#15

They’re marketing it as a learning tool. It seems good until you realize there are no lessons, reviews or vocab and that you’d be just brute-forcing thousand of kanji. It’s basically just mnemonics (though "real” ones as opposed to WK’s made up ones), without the structure that would make it appropriate for learning.

It seems good for squashing those pesky leeches, or for when WK’s mnemonics fall short, but $25 for an app?


#16

It does seem to be a lot for an app, but I think they’re basing their prices on the various dictionary apps offered by some major Japanese publishers.

Now I wonder how much more innovative they really are compared to the other etymological books on the market. I did a quick search and came upon this guy here.

Obviously, the Outlier people look a lot more qualified than that single guy, but what are they bringing in that justifies $50+ for the Expert edition (MRSP $60+)? They don’t offer a PDF of the dictionary, and who’s to say that the people doing the app will continue to provide support for their ‘Lifetime access’ to the dictionary through the app?

I’m not convinced yet, and I really want to be.


#17

I Kickstarted them at the expert level because the history is really interesting to me, especially getting into the various scripts. My husband dabbles in calligraphy and seeing the evolution of kanji in a handy place would be valuable to me. Thanks for linking!


#18

I’m interested in etymology and looked up all kanji in WK for their phonetic compositions when I did Keisei. I’m very skeptical that “understanding functional components” as touted there is superior to other methods like mnemonics (“cute stories” as they put it). At least it takes much longer to read all that stuff, if you can memorize stuff that doesn’t appear in modern kanji anyway.

For Japanese the phonetic components don’t work out as nicely as they do for Chinese. They are nice to have, but you need some memory-space to memorize the exceptions.

And for the ancient meanings, for example for 春 you get

I mean that’s nice, but does that help you in any way to learn 春 faster?

[I’m a bit interested anyway, but potentially just pulling in stuff from JMDict doesn’t warrant kickstarting, they even make money with an existing product already. I just look at the Chinese edition.]


#19

Do you have a link to the Chinese edition?

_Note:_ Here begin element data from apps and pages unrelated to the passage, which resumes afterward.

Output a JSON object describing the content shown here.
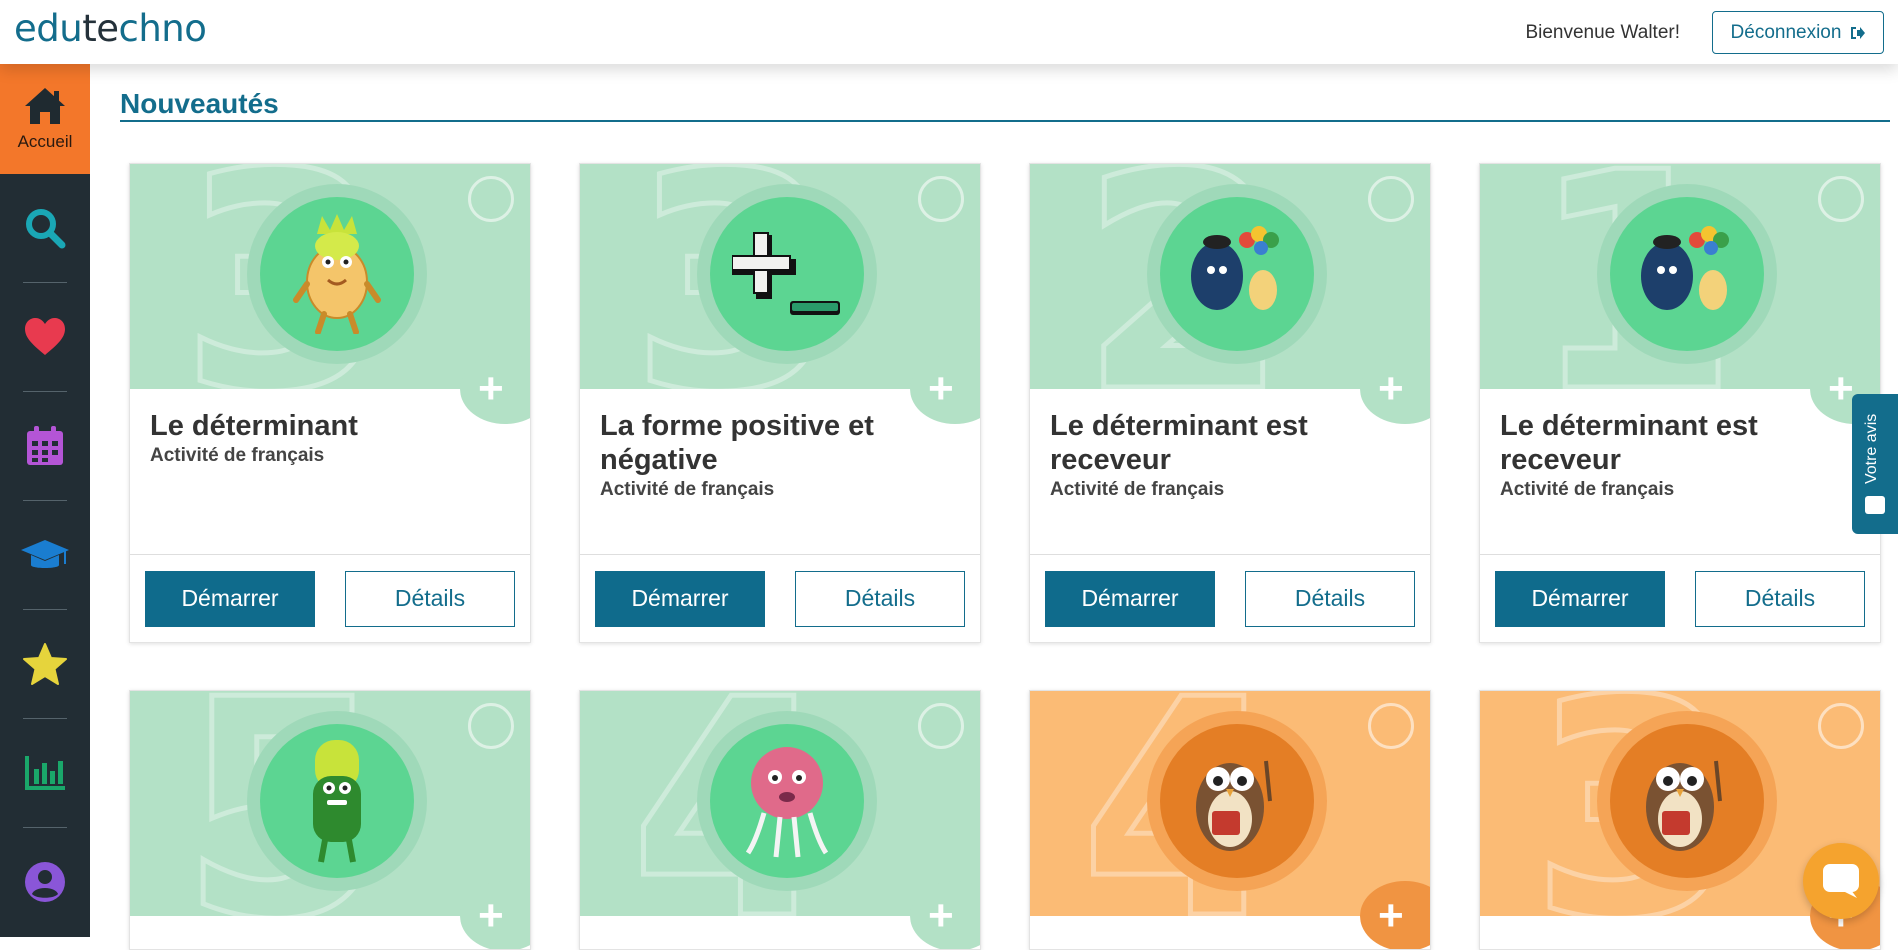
{
  "header": {
    "logo_prefix": "edu",
    "logo_mid": "te",
    "logo_suffix": "chno",
    "welcome": "Bienvenue Walter!",
    "logout_label": "Déconnexion"
  },
  "sidebar": {
    "home_label": "Accueil",
    "items": [
      {
        "icon": "home-icon",
        "color": "#1f2a30"
      },
      {
        "icon": "search-icon",
        "color": "#1aa7b5"
      },
      {
        "icon": "heart-icon",
        "color": "#e83a4f"
      },
      {
        "icon": "calendar-icon",
        "color": "#b455d6"
      },
      {
        "icon": "graduation-cap-icon",
        "color": "#1a7dd0"
      },
      {
        "icon": "star-icon",
        "color": "#e6d43c"
      },
      {
        "icon": "bar-chart-icon",
        "color": "#1aa76a"
      },
      {
        "icon": "user-icon",
        "color": "#8a56d8"
      }
    ]
  },
  "main": {
    "section_title": "Nouveautés",
    "cards": [
      {
        "title": "Le déterminant",
        "subtitle": "Activité de français",
        "start": "Démarrer",
        "details": "Détails",
        "badge_number": "3",
        "theme": "green"
      },
      {
        "title": "La forme positive et négative",
        "subtitle": "Activité de français",
        "start": "Démarrer",
        "details": "Détails",
        "badge_number": "3",
        "theme": "green"
      },
      {
        "title": "Le déterminant est receveur",
        "subtitle": "Activité de français",
        "start": "Démarrer",
        "details": "Détails",
        "badge_number": "2",
        "theme": "green"
      },
      {
        "title": "Le déterminant est receveur",
        "subtitle": "Activité de français",
        "start": "Démarrer",
        "details": "Détails",
        "badge_number": "1",
        "theme": "green"
      },
      {
        "badge_number": "5",
        "theme": "green"
      },
      {
        "badge_number": "4",
        "theme": "green"
      },
      {
        "badge_number": "4",
        "theme": "orange"
      },
      {
        "badge_number": "3",
        "theme": "orange"
      }
    ]
  },
  "feedback": {
    "label": "Votre avis"
  },
  "colors": {
    "primary": "#136d8c",
    "accent": "#f3772a",
    "sidebar": "#222d34"
  }
}
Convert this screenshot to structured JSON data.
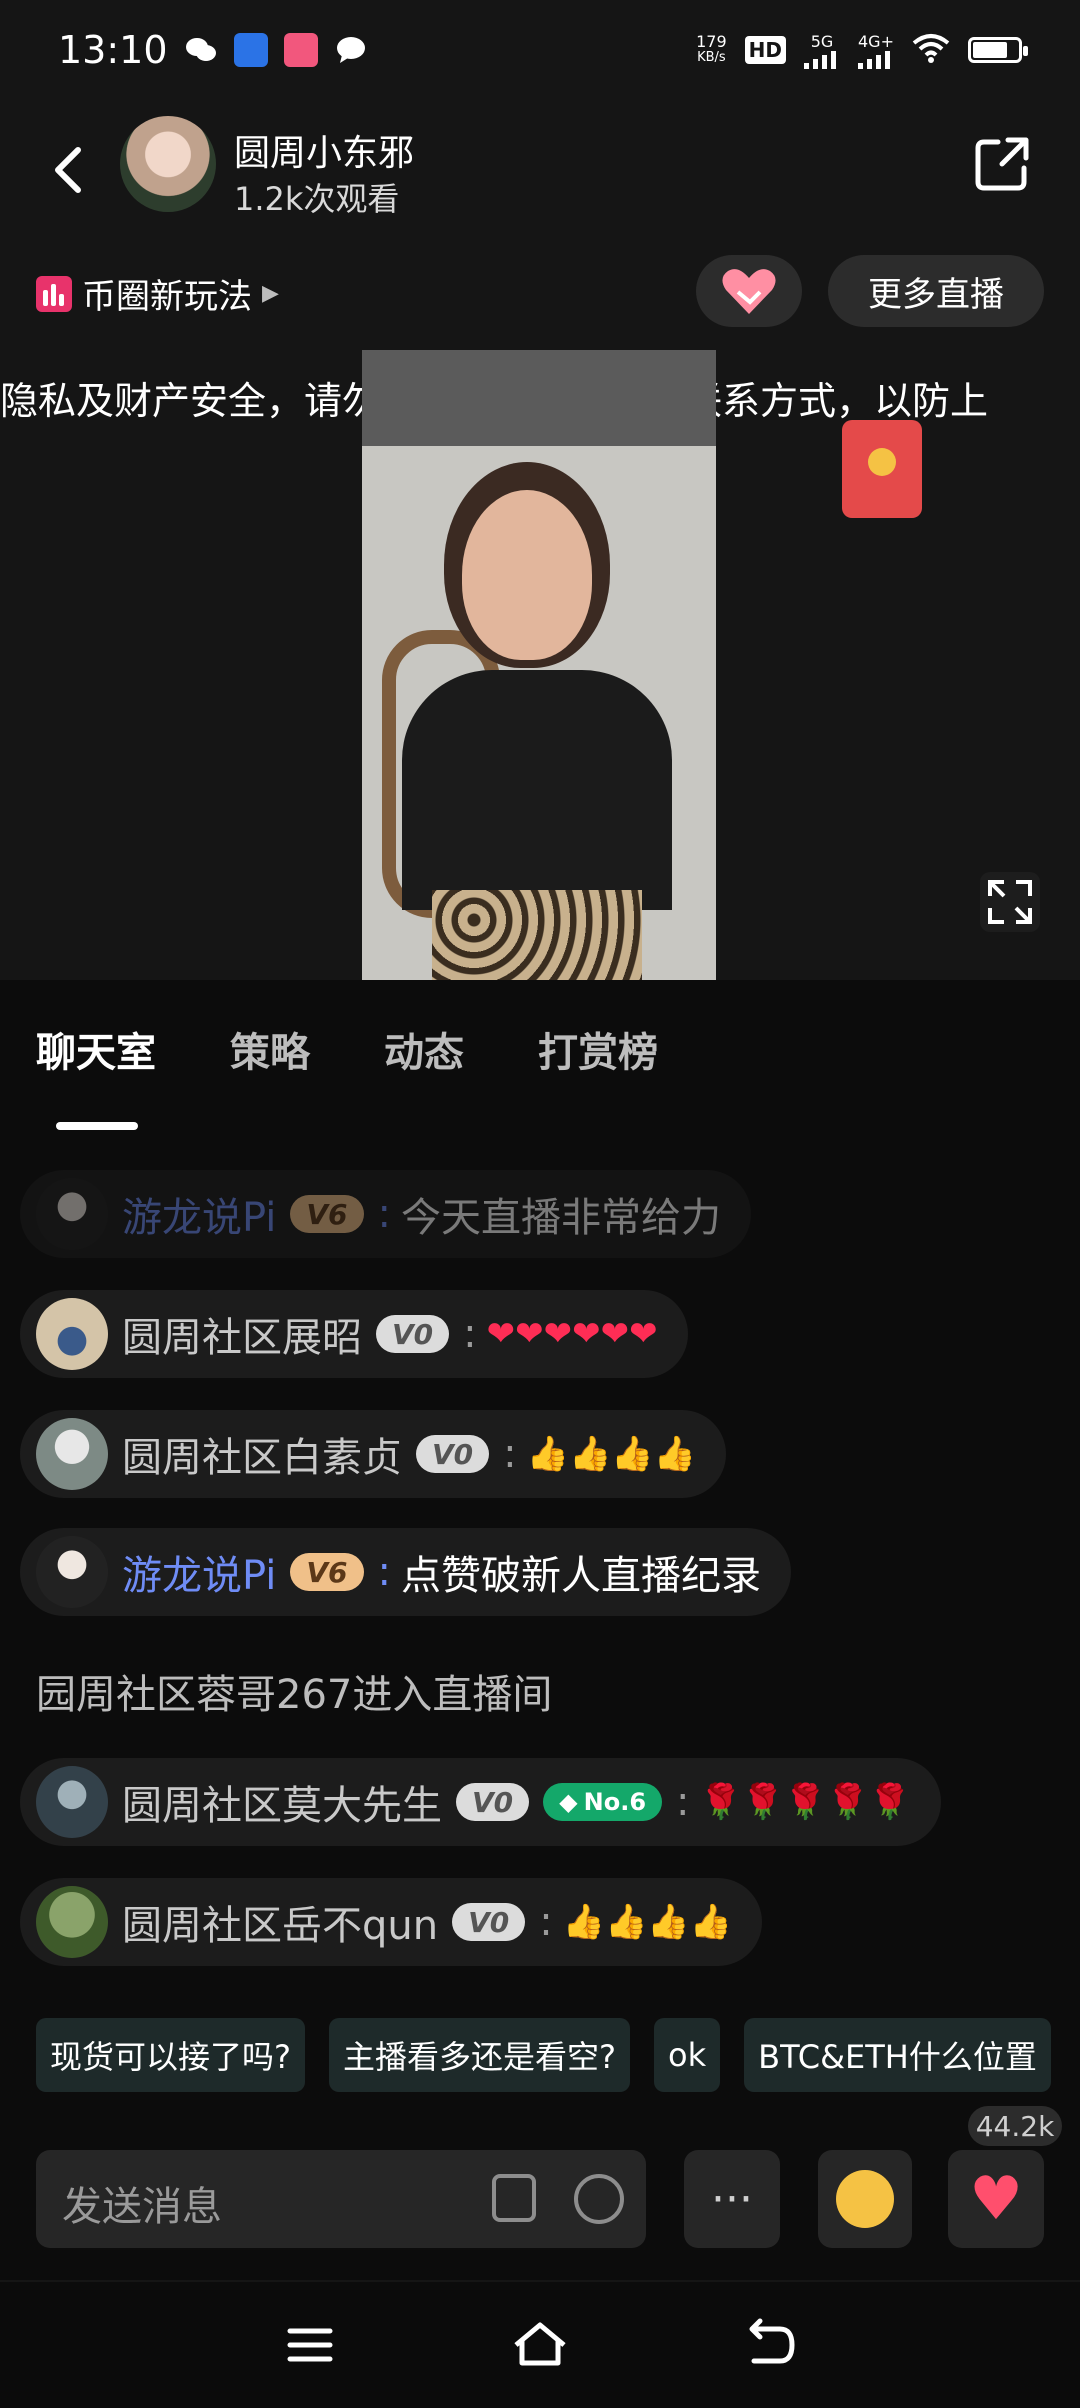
{
  "status_bar": {
    "time": "13:10",
    "net_speed_top": "179",
    "net_speed_unit": "KB/s",
    "hd": "HD",
    "gen1": "5G",
    "gen2": "4G+"
  },
  "header": {
    "anchor_name": "圆周小东邪",
    "viewers": "1.2k次观看"
  },
  "topic": {
    "label": "币圈新玩法",
    "more_live": "更多直播"
  },
  "notice": "隐私及财产安全，请勿在评论区发布任何联系方式，以防上",
  "tabs": [
    "聊天室",
    "策略",
    "动态",
    "打赏榜"
  ],
  "messages": [
    {
      "name": "游龙说Pi",
      "level": "V6",
      "content": "今天直播非常给力"
    },
    {
      "name": "圆周社区展昭",
      "level": "V0",
      "content": "❤❤❤❤❤❤"
    },
    {
      "name": "圆周社区白素贞",
      "level": "V0",
      "content": "👍👍👍👍"
    },
    {
      "name": "游龙说Pi",
      "level": "V6",
      "content": "点赞破新人直播纪录"
    },
    {
      "system": "园周社区蓉哥267进入直播间"
    },
    {
      "name": "圆周社区莫大先生",
      "level": "V0",
      "rank": "No.6",
      "content": "🌹🌹🌹🌹🌹"
    },
    {
      "name": "圆周社区岳不qun",
      "level": "V0",
      "content": "👍👍👍👍"
    }
  ],
  "quick_replies": [
    "现货可以接了吗?",
    "主播看多还是看空?",
    "ok",
    "BTC&ETH什么位置"
  ],
  "input": {
    "placeholder": "发送消息",
    "more": "···",
    "like_count": "44.2k"
  },
  "colors": {
    "accent_blue": "#6f8cf5",
    "v6_badge": "#f0c089",
    "rank_badge": "#14a86a",
    "heart": "#ff4f6d"
  }
}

I’m a lot more interested in that one to be honest.


#20

You can find it at their webpage.

https://www.outlier-linguistics.com/

But I remember doing the same thing some months ago with “$60? … maybe later”